Task objective.
Find every line below where the word "text" occurs, then give how many you found and nothing else.

*** Opening Supplied data ***

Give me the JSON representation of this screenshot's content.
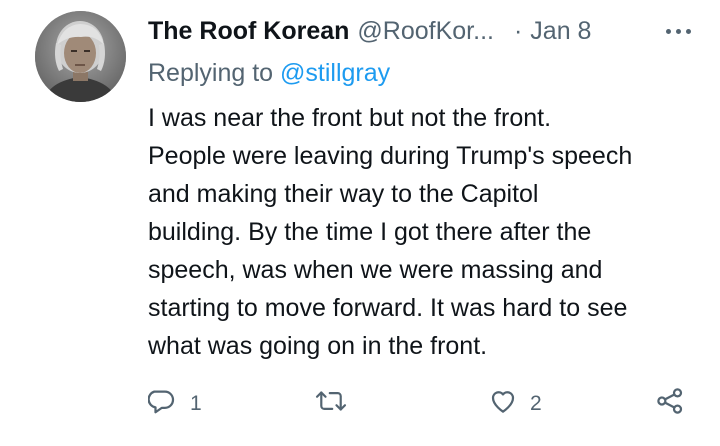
{
  "tweet": {
    "display_name": "The Roof Korean",
    "handle": "@RoofKor...",
    "separator": "·",
    "date": "Jan 8",
    "replying_prefix": "Replying to ",
    "replying_to": "@stillgray",
    "text": "I was near the front but not the front.\nPeople were leaving during Trump's speech\nand making their way to the Capitol\nbuilding. By the time I got there after the\nspeech, was when we were massing and\nstarting to move forward. It was hard to see\nwhat was going on in the front."
  },
  "actions": {
    "reply_count": "1",
    "like_count": "2"
  },
  "icons": {
    "more": "more-horizontal-icon",
    "reply": "comment-icon",
    "retweet": "retweet-icon",
    "like": "heart-icon",
    "share": "share-icon"
  },
  "colors": {
    "text": "#0f1419",
    "secondary": "#536471",
    "link": "#1d9bf0",
    "background": "#ffffff"
  }
}
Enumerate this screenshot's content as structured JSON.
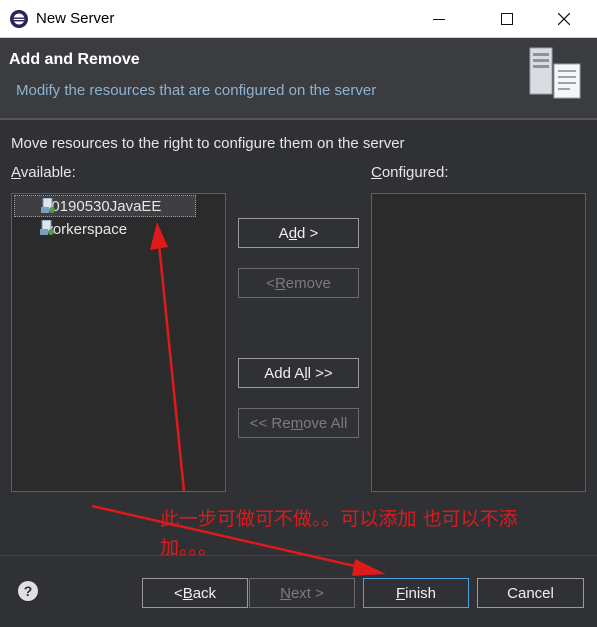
{
  "window": {
    "title": "New Server"
  },
  "header": {
    "title": "Add and Remove",
    "subtitle": "Modify the resources that are configured on the server"
  },
  "instruction": "Move resources to the right to configure them on the server",
  "available": {
    "label_prefix": "",
    "label_mnemonic": "A",
    "label_rest": "vailable:",
    "items": [
      {
        "label": "20190530JavaEE",
        "selected": true
      },
      {
        "label": "workerspace",
        "selected": false
      }
    ]
  },
  "configured": {
    "label_mnemonic": "C",
    "label_rest": "onfigured:"
  },
  "buttons": {
    "add": {
      "pre": "A",
      "mn": "d",
      "post": "d >"
    },
    "remove": {
      "pre": "< ",
      "mn": "R",
      "post": "emove"
    },
    "add_all": {
      "pre": "Add A",
      "mn": "l",
      "post": "l >>"
    },
    "remove_all": {
      "pre": "<< Re",
      "mn": "m",
      "post": "ove All"
    },
    "back": {
      "pre": "< ",
      "mn": "B",
      "post": "ack"
    },
    "next": {
      "pre": "",
      "mn": "N",
      "post": "ext >"
    },
    "finish": {
      "pre": "",
      "mn": "F",
      "post": "inish"
    },
    "cancel": {
      "label": "Cancel"
    }
  },
  "annotation": {
    "text": "此一步可做可不做。。可以添加  也可以不添加。。。",
    "color": "#e0191b"
  },
  "colors": {
    "background": "#2f3134",
    "header": "#3a3c40",
    "subtitle": "#8fb3cf",
    "annotation": "#e0191b"
  },
  "icons": [
    "eclipse-app-icon",
    "minimize-icon",
    "maximize-icon",
    "close-icon",
    "server-banner-icon",
    "project-icon",
    "help-icon"
  ]
}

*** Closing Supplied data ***

Exercise output.
3